Resource: Khan Academy video about considering static vs. kinetic friction intuitively

Pushing ourselves to do something new

Starting a new experience or journey is a lot like static friction. We don’t know what to expect, we’re stuck doing things the same way we’ve been doing them (like the “ruts” Salman Khan discusses in the linked video above), and sometimes we’re nervous about change! And that’s what the first week of Get Real! Science, my new graduate program in Science Education, has been like for me. Getting out of old learning habits, learning new ways to think about things that I’ve taken for granted my whole life, and pushing myself out of my comfort zone have all been challenges. But each new experience has gotten me moving, learning, and growing, and I can feel the static friction starting to fade into kinetic friction.

One of the most exciting things I’ve started learning this week is that science learning is a cultural practice and that, as educators, we can engage students from underrepresented minorities (Figure 2) and high needs schools by creating instructional tools and frameworks that connect with those students’ cultures.

Figure 2. Infographic explaining the term “underrepresented minorities” from the National Center for Science and Engineering Statistics.

This leads me to my goals for this blog!

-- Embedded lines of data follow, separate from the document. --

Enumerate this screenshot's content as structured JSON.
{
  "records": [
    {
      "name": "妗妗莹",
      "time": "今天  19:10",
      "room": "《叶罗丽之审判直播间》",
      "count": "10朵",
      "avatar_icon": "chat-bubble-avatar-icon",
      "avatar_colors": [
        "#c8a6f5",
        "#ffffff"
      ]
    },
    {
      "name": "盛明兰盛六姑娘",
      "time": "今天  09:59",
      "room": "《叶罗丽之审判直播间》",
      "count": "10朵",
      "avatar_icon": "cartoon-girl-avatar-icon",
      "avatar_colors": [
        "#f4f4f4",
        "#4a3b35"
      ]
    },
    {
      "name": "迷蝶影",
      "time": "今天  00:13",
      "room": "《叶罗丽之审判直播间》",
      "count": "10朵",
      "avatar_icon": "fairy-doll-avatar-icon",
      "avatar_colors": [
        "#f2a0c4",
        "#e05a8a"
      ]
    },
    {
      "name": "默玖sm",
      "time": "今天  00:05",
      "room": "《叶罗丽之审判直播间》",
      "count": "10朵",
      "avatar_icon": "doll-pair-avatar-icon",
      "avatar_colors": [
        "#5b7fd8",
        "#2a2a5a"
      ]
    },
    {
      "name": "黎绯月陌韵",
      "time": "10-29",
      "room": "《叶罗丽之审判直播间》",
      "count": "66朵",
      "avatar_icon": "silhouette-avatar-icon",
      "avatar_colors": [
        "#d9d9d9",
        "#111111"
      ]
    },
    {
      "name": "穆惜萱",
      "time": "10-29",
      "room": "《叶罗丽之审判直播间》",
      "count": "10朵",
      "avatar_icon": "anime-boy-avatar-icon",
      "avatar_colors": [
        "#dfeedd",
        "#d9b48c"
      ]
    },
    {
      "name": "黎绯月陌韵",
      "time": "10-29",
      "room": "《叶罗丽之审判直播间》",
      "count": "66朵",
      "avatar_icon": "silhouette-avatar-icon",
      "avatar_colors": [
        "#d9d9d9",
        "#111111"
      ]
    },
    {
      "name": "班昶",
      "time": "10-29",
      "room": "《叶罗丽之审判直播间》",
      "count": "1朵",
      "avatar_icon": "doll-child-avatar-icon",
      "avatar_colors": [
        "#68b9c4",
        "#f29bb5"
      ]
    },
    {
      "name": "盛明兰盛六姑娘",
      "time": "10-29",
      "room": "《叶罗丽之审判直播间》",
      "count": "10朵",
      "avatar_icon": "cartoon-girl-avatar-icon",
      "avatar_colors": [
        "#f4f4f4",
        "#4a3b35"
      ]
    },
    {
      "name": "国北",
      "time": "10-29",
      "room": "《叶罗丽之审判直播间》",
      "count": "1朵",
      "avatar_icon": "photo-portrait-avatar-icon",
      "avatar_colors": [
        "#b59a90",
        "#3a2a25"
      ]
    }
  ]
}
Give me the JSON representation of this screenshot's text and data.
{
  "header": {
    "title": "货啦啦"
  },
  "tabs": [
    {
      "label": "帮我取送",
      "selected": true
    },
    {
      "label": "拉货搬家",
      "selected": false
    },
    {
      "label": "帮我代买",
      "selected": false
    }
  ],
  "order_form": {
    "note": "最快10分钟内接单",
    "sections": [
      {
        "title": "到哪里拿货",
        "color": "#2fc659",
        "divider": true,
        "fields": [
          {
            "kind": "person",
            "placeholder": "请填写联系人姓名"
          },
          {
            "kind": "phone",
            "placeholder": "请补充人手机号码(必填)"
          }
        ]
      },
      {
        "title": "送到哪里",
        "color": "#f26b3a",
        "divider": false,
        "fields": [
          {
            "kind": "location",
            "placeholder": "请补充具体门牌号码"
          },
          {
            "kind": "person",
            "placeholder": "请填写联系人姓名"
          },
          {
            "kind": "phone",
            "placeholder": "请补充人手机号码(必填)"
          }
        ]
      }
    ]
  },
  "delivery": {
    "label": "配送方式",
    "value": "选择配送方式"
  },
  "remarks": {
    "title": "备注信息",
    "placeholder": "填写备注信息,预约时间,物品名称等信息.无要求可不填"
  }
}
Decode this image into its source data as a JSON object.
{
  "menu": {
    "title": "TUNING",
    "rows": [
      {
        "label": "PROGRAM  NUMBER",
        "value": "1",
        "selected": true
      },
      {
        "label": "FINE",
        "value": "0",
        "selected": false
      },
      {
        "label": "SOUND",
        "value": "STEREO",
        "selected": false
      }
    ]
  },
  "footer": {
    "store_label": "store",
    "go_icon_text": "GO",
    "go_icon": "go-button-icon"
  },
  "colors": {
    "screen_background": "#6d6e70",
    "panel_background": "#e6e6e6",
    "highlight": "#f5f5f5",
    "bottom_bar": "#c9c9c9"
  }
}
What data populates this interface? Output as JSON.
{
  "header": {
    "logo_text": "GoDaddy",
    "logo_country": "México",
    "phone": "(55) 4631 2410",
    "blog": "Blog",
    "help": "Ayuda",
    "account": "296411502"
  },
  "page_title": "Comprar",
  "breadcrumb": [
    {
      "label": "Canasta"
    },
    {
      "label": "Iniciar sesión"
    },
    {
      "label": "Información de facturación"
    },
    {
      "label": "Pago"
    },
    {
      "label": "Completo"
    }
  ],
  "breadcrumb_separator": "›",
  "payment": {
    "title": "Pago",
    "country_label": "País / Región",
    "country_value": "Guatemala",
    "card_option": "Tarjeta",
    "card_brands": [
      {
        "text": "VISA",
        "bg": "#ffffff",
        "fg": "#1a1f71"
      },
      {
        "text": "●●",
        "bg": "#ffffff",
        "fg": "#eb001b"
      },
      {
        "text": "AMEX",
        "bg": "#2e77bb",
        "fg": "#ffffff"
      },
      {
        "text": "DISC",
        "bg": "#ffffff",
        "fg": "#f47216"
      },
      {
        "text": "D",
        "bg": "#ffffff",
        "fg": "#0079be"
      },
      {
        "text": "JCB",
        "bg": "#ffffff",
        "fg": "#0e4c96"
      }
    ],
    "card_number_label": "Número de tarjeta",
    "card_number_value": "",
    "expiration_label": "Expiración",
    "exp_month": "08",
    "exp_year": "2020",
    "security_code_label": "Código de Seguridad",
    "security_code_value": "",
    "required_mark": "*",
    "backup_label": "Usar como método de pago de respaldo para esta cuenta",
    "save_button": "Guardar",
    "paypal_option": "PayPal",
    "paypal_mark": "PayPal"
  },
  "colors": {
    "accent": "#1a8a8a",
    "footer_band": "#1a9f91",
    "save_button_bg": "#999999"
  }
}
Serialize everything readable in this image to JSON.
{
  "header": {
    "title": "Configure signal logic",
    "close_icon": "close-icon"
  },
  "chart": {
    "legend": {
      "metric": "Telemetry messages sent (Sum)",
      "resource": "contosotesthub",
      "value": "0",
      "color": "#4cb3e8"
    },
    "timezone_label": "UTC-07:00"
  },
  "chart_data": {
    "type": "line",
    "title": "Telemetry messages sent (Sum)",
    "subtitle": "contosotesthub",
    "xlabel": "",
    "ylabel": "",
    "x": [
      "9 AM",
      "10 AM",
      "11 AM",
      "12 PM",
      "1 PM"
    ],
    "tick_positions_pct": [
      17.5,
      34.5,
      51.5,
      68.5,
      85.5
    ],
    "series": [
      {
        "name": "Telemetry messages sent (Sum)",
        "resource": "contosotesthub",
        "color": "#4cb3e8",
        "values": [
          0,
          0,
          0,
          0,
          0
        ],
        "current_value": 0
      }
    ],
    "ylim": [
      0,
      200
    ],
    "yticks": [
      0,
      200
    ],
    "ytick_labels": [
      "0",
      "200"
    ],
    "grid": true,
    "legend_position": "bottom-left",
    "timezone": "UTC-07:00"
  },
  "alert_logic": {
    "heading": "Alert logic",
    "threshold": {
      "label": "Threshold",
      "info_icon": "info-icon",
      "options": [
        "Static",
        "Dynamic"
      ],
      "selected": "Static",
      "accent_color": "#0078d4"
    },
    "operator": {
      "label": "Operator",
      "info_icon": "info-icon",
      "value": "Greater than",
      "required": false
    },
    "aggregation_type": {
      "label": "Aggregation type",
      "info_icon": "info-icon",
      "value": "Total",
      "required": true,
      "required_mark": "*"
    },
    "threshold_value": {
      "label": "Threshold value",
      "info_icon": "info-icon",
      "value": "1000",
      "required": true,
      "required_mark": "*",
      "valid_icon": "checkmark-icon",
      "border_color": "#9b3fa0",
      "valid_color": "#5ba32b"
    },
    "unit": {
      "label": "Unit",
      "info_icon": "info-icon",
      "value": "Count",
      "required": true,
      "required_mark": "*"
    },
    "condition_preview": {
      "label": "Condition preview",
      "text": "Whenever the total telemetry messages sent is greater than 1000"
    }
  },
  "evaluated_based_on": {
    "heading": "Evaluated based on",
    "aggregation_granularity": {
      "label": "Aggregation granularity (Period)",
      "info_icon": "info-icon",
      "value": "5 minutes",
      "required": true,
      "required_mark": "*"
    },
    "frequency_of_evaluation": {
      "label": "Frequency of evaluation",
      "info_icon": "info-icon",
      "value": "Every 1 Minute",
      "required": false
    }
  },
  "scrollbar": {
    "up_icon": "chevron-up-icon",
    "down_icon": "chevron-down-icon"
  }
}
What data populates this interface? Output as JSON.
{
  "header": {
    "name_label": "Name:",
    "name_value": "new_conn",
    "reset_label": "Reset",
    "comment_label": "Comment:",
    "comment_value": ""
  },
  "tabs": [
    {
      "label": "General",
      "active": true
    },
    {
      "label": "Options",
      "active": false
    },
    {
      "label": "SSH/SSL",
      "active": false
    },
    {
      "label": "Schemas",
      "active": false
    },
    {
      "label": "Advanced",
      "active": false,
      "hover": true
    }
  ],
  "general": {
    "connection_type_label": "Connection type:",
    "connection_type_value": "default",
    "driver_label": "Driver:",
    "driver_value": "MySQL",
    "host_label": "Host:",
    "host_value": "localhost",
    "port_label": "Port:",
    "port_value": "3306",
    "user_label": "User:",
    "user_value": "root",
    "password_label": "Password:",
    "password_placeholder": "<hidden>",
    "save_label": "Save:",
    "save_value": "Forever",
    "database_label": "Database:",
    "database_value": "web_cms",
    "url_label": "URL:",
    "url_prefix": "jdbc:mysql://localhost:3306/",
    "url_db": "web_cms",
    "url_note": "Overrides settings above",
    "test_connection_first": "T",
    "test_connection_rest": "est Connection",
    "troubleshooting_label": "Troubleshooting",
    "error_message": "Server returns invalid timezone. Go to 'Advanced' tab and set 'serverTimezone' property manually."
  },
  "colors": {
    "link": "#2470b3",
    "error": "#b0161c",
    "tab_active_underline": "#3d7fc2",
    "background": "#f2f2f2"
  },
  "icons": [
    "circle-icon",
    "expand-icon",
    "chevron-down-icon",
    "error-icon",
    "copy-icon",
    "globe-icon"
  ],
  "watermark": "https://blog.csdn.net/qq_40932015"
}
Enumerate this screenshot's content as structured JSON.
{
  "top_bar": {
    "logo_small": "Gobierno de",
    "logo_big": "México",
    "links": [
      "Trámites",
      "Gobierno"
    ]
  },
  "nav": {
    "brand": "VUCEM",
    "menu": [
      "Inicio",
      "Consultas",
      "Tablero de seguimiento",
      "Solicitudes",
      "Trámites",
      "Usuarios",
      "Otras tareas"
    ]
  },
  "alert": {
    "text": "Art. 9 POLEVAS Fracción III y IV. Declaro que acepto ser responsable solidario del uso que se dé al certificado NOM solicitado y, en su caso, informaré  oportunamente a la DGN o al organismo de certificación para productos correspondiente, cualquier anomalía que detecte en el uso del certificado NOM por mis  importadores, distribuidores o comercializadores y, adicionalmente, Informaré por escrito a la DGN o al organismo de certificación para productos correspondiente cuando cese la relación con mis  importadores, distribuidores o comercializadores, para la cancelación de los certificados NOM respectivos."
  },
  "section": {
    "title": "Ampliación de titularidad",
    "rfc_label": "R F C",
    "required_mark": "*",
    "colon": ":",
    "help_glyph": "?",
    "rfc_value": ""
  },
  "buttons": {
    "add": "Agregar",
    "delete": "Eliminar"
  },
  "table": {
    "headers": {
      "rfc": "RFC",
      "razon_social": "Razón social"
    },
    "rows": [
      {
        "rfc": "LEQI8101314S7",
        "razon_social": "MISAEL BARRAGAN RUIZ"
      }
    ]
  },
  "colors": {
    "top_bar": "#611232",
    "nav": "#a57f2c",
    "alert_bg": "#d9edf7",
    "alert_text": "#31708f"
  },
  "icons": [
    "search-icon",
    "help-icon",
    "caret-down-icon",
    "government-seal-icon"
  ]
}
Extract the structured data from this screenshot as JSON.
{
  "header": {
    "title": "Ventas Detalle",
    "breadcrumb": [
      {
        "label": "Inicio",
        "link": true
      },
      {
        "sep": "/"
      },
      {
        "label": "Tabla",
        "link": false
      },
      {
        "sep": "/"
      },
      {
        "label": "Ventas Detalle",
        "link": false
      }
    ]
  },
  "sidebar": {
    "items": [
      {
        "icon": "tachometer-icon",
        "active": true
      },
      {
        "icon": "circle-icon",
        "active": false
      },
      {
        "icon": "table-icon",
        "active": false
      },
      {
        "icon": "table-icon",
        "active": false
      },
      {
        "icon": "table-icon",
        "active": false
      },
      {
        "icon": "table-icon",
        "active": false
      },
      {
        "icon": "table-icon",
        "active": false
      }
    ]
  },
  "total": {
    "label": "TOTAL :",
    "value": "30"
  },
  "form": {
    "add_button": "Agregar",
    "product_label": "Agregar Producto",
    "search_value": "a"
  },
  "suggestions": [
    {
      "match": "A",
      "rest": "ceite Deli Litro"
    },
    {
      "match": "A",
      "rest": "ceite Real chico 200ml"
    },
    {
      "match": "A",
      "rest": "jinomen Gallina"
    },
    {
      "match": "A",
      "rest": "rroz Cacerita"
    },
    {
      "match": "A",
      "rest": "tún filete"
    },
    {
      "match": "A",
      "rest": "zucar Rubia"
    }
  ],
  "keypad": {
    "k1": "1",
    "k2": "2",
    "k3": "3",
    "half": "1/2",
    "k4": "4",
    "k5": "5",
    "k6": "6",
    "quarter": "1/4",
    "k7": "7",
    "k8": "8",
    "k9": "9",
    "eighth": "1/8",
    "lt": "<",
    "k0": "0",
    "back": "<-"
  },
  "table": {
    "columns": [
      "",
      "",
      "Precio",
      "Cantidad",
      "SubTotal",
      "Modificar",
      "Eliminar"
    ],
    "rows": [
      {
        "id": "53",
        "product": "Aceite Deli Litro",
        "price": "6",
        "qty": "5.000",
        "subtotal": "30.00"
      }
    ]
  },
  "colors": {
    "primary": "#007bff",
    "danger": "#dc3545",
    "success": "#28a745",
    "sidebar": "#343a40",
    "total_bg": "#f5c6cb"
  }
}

My first goal is to constantly consider science as a cultural practice in my posts. If I can get into the habit of thinking about who I am inviting to join my science community with my teaching, hopefully I can do a whole lot more inviting and do it in an inclusive and empowering way.

My second goal is to hold myself accountable for taking a stance. I often try to be a people pleaser and sometimes the result of that is my not taking a stance on polarizing issues. This is the kinetic friction part of Get Real! Science, to me. Once I’ve started moving, I’ll be done with static friction, but that doesn’t mean I get to stop pushing. By writing down my thoughts, I hope to make decisions and form opinions with greater intention.

My third goal is to ALWAYS include a science analogy (with the science part being either the thing that’s explained with the analogy or with the science part being the thing used to do the explaining). Just like plants need roots to serve as a foundation for their growth, we need to foundations for creating science knowledge. What better foundation than the things we experience and know in our everyday lives? Also, science analogies are really fun.

These goals combined make up my one large goal for this blog, which is to start and continue conversations that are focused on positive change in science and science education. I think the “start” part speaks for itself, but the “continue” part really emphasizes the need for follow-up. It’s not just about getting the ball rolling; it’s about pushing it and rerouting through all of the twists and turns!

-Sam

P.S. Two more minor goals: come up with a “sign off” and change the theme on my blog…